Perils and Mitigation of Security Risks of Cooperation in Mobile-as-a-Gateway IoT [PDF1] [PDF2]
Xin’an Zhou, Jiale Guan, Luyi Xing, Zhiyun Qian
Proceedings of the 2022 ACM SIGSAC Conference on Computer and Communications Security.
Pwnie Award Nomination for Most Under-hyped Research
More products to come…
IoT devices mentioned in the paper are affected. More generally, for IoT devices not mentioned in the paper, if their companion app dials TLS connections to their IoT servers and dials Bluetooth connections to the IoT device, your IoT device is likely to be affected.
In our paper’s Table 2, we record Google Play installation counts of the companion apps as of the publication date of the paper.
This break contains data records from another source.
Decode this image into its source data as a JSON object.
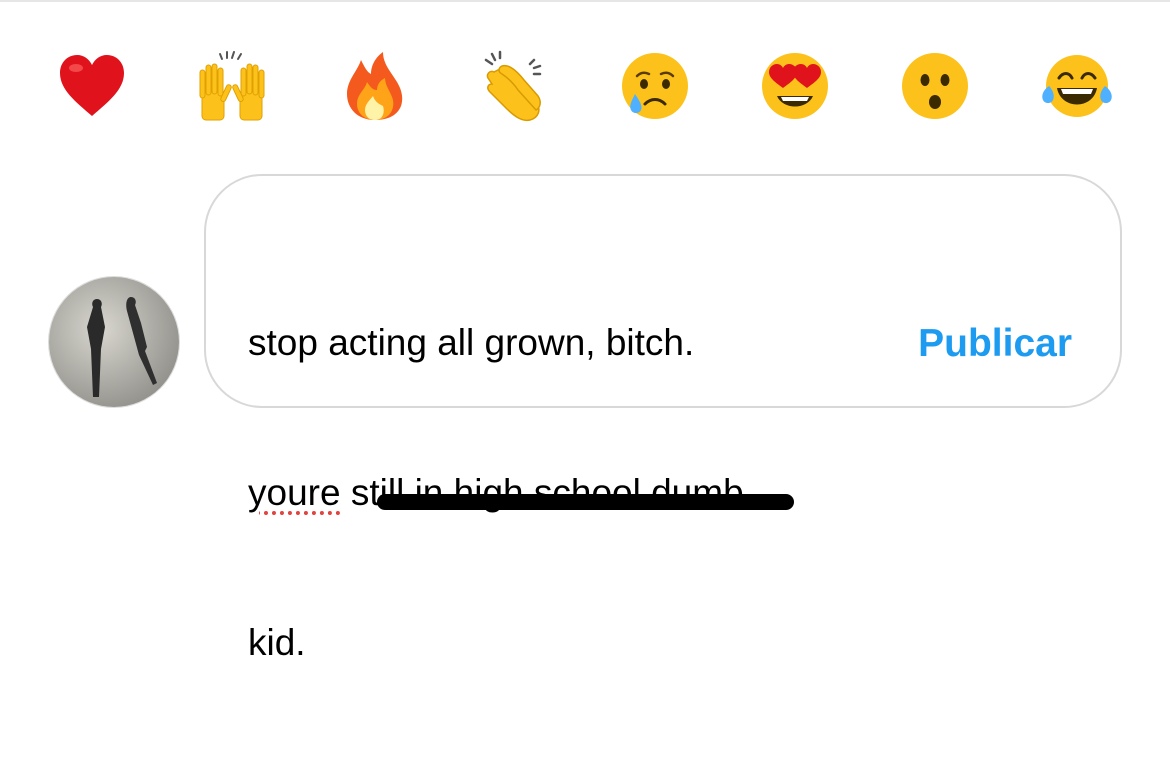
{
  "reactions": [
    {
      "icon": "red-heart-icon"
    },
    {
      "icon": "raising-hands-icon"
    },
    {
      "icon": "fire-icon"
    },
    {
      "icon": "clapping-hands-icon"
    },
    {
      "icon": "crying-face-icon"
    },
    {
      "icon": "heart-eyes-face-icon"
    },
    {
      "icon": "surprised-face-icon"
    },
    {
      "icon": "tears-of-joy-face-icon"
    }
  ],
  "comment": {
    "line1": "stop acting all grown, bitch.",
    "line2_misspelled": "youre",
    "line2_rest": " still in high school dumb",
    "line3": "kid."
  },
  "publish_label": "Publicar",
  "colors": {
    "accent": "#1d9bf0",
    "box_border": "#d8d8d8",
    "spellcheck_underline": "#e0443e"
  }
}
Every researched app has around 10k+ to 5M+ installations, and the sum is more than 8 million installations. We did not count in Apple App Store installation numbers, and we could not enumerate all MaaG IoT devices on the market, so these vulnerabilities actually impact significantly more people/families than expected.
No, possibly. The attacks allow surreptitious privilege escalations not easily noticeable to MaaG IoT device owners. Device owners should be careful not to share any access of their MaaG IoT devices to untrusted people to avoid getting attacked.
Yes, they are design-level errors not easily patchable. Simply speaking, an MaaG IoT device uses a mobile device as a Bluetooth-to-TLS gateway. Without the protection of cryptographic communication protocols, an MaaG IoT device can suffer from untrusted modification of on-device access policies.
Unfortunately, they can not be easily fixed because MaaG IoT attacks exploit design-level errors. In our paper, we provide a novel cryptographic access control protocol as a more secure prototype design. It is likely that affected vendors have to follow such novel design to improve the security of their products. However, this can be cumbersome and may involve product software/firmware updates and/or recalls.
The vendors all responded very slowly. Almost all vendors spent more than one month for the establishment of a trusted communication channel. Some vendors were willing to collaborate but others were not. Some vendors even denied that the vulnerabilities existed for their products. Generally, the smart lock and the item tracker industry wanted to keep the failed designs a secret and did not want them to affect their fame.